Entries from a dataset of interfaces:
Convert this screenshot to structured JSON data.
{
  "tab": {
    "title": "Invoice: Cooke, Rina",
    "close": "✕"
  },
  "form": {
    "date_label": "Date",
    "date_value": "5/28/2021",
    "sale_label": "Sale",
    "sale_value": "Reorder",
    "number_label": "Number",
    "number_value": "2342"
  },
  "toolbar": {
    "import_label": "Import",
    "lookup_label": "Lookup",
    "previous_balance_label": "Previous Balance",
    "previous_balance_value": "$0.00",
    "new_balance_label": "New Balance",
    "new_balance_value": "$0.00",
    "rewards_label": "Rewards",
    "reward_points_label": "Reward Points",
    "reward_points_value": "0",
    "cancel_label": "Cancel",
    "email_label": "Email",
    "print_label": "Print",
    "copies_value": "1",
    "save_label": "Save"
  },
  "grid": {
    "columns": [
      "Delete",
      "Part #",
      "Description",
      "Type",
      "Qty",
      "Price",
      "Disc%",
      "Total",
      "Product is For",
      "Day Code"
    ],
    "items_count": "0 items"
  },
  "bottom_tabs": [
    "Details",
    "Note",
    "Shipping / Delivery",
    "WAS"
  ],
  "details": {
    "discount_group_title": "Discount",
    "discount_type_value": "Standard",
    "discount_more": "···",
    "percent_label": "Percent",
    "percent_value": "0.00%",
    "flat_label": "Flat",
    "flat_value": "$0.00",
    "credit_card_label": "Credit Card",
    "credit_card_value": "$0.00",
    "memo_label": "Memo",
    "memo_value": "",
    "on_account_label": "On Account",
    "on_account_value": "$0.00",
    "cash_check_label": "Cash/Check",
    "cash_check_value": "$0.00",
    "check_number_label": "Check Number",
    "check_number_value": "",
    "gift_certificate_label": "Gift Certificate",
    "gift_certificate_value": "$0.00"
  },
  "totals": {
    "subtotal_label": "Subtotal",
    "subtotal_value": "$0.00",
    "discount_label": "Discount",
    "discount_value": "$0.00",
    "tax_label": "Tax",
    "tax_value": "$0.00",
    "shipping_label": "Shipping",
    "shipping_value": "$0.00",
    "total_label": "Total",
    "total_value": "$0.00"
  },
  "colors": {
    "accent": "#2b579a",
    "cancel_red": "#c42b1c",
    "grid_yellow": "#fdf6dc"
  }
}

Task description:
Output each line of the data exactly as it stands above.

Result of the exercise:
Convert this screenshot to structured JSON data.
{
  "tab": {
    "title": "Invoice: Cooke, Rina",
    "close": "✕"
  },
  "form": {
    "date_label": "Date",
    "date_value": "5/28/2021",
    "sale_label": "Sale",
    "sale_value": "Reorder",
    "number_label": "Number",
    "number_value": "2342"
  },
  "toolbar": {
    "import_label": "Import",
    "lookup_label": "Lookup",
    "previous_balance_label": "Previous Balance",
    "previous_balance_value": "$0.00",
    "new_balance_label": "New Balance",
    "new_balance_value": "$0.00",
    "rewards_label": "Rewards",
    "reward_points_label": "Reward Points",
    "reward_points_value": "0",
    "cancel_label": "Cancel",
    "email_label": "Email",
    "print_label": "Print",
    "copies_value": "1",
    "save_label": "Save"
  },
  "grid": {
    "columns": [
      "Delete",
      "Part #",
      "Description",
      "Type",
      "Qty",
      "Price",
      "Disc%",
      "Total",
      "Product is For",
      "Day Code"
    ],
    "items_count": "0 items"
  },
  "bottom_tabs": [
    "Details",
    "Note",
    "Shipping / Delivery",
    "WAS"
  ],
  "details": {
    "discount_group_title": "Discount",
    "discount_type_value": "Standard",
    "discount_more": "···",
    "percent_label": "Percent",
    "percent_value": "0.00%",
    "flat_label": "Flat",
    "flat_value": "$0.00",
    "credit_card_label": "Credit Card",
    "credit_card_value": "$0.00",
    "memo_label": "Memo",
    "memo_value": "",
    "on_account_label": "On Account",
    "on_account_value": "$0.00",
    "cash_check_label": "Cash/Check",
    "cash_check_value": "$0.00",
    "check_number_label": "Check Number",
    "check_number_value": "",
    "gift_certificate_label": "Gift Certificate",
    "gift_certificate_value": "$0.00"
  },
  "totals": {
    "subtotal_label": "Subtotal",
    "subtotal_value": "$0.00",
    "discount_label": "Discount",
    "discount_value": "$0.00",
    "tax_label": "Tax",
    "tax_value": "$0.00",
    "shipping_label": "Shipping",
    "shipping_value": "$0.00",
    "total_label": "Total",
    "total_value": "$0.00"
  },
  "colors": {
    "accent": "#2b579a",
    "cancel_red": "#c42b1c",
    "grid_yellow": "#fdf6dc"
  }
}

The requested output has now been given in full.